As I ventured down to Miami a few weeks ago for yet another spring break in the sun, I realized that I never blogged about my trip to the city’s famous erotic art museum! The museum isn’t a huge tourist attraction, probably because it’s so small. It sits on the top floor of a retail building, so it’s pretty easy to miss- but a shame if you do miss it! Here are some of my favorite photos from their collection. Naturally, I had to pose in front of the giant gilded penis. Continue Reading →

Remember: We’re Not The First Advocates for Equality

As I wait with bated breath for the Supreme Court to make a decision on the repeal of DOMA and Proposition 8, I’m reminded of all those that came before me. In the past several years, the LGBTQ community has seen some incredible legal, social, and political advances. Just in my lifetime, I’ve seen several states pass laws that recognize same-sex unions, gays and lesbians in the military be allowed to discuss their sexuality openly, and have experienced a huge growth in cultural acceptance of the queer community. To put this in a different perspective, here are some numbers. A document from the Movement Advancement Project recorded that between 2000 and 2010, the United States experienced a 1300% increase in states outlawing gender discrimination based on gender presentation, a 600% jump in the number of high school Gay-Straight Alliances, and today, majority (57%) support for marriage equality. Continue Reading →

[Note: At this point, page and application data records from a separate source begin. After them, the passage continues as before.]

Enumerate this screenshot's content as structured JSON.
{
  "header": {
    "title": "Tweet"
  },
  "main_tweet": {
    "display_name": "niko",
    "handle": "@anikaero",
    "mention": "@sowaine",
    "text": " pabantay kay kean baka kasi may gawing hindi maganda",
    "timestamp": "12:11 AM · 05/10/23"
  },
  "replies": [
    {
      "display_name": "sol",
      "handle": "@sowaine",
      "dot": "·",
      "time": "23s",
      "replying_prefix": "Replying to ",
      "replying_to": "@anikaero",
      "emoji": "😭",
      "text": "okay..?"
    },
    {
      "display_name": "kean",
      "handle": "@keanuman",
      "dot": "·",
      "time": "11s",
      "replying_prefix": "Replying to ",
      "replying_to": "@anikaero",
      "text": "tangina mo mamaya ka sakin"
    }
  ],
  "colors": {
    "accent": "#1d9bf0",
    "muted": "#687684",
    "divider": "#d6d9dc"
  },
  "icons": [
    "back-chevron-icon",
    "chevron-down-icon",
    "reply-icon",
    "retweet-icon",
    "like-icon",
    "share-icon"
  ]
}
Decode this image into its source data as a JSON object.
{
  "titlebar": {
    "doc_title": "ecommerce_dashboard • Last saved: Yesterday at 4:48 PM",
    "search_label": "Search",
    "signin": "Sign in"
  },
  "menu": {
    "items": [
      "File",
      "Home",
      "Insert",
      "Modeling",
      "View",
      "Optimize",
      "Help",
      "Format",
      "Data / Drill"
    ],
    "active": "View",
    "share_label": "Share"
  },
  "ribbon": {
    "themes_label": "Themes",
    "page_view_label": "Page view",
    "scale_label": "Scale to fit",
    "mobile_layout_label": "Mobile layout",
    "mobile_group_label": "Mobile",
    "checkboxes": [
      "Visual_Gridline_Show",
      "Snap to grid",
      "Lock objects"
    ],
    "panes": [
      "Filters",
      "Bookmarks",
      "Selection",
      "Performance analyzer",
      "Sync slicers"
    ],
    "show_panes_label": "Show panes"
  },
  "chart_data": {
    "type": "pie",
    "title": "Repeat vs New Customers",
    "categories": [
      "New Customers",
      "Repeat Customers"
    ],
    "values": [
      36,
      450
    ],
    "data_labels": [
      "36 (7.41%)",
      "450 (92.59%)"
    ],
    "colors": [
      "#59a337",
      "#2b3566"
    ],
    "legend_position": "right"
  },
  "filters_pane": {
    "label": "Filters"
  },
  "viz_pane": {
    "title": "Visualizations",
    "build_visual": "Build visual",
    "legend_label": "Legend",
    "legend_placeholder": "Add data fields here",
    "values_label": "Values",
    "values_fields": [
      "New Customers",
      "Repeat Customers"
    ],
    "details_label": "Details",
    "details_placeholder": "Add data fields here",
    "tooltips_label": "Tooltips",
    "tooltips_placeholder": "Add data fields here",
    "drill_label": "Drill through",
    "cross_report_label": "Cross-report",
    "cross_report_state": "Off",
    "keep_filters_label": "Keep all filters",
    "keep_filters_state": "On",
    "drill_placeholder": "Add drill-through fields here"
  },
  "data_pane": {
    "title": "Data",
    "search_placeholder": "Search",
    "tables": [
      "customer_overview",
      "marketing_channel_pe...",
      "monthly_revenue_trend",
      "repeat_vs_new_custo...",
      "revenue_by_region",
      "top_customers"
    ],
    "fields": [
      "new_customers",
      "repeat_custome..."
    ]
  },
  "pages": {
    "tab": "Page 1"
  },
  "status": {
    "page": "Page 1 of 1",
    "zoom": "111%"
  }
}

Pornstars are People, Too!

I’ll admit it- I take seriously guilty pleasure in perusing celebrity gossip magazines. My favorite feature is when they show the celebrities in their everyday lives- at the grocery store, in sweatpants, and- best of all- without makeup on. So I shouldn’t have been surprised when Buzzfeed released a list of “33 Startling Photos of Porn Stars” without makeup. And yet, I found myself mildly peeved. Perhaps it was the comparison of photos- one of the woman with makeup, and one without directly next to it. Continue Reading →

People Are Generally Smart Vs. People Are Generally Stupid

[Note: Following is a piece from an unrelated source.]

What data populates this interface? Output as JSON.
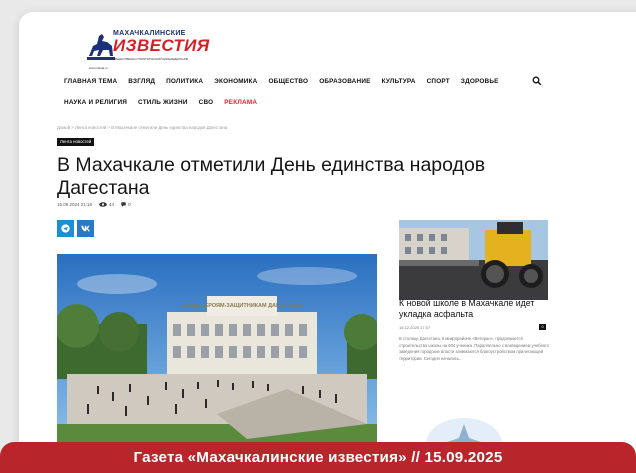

As a scholar of culture, I’m constantly amazed by people’s behavior: it alternates between intelligent and inane, smart and stupid. People in groups can do the dumbest things, while at other times, people achieve the most altruistic and amazing accomplishments. This is doubly true when it comes to gender and sex: some people manage to be mind-blowingly perceptive and tolerant, while others are bigoted, placing themselves or others at risk due to prejudice, ignorance, or small-mindedness. What I find intriguing is when one group of people makes itself out to be smarter or better-informed than another, and thus tries to regulate the other’s behavior. And I’m not just talking about instances where a sex researcher says, “Hey, X is a really good idea based on the studies I’ve seen” (where X might be consistent condom use to avoid pregnancy and STI transmission, or promoting gay-straight alliances in schools, or whatever). Continue Reading →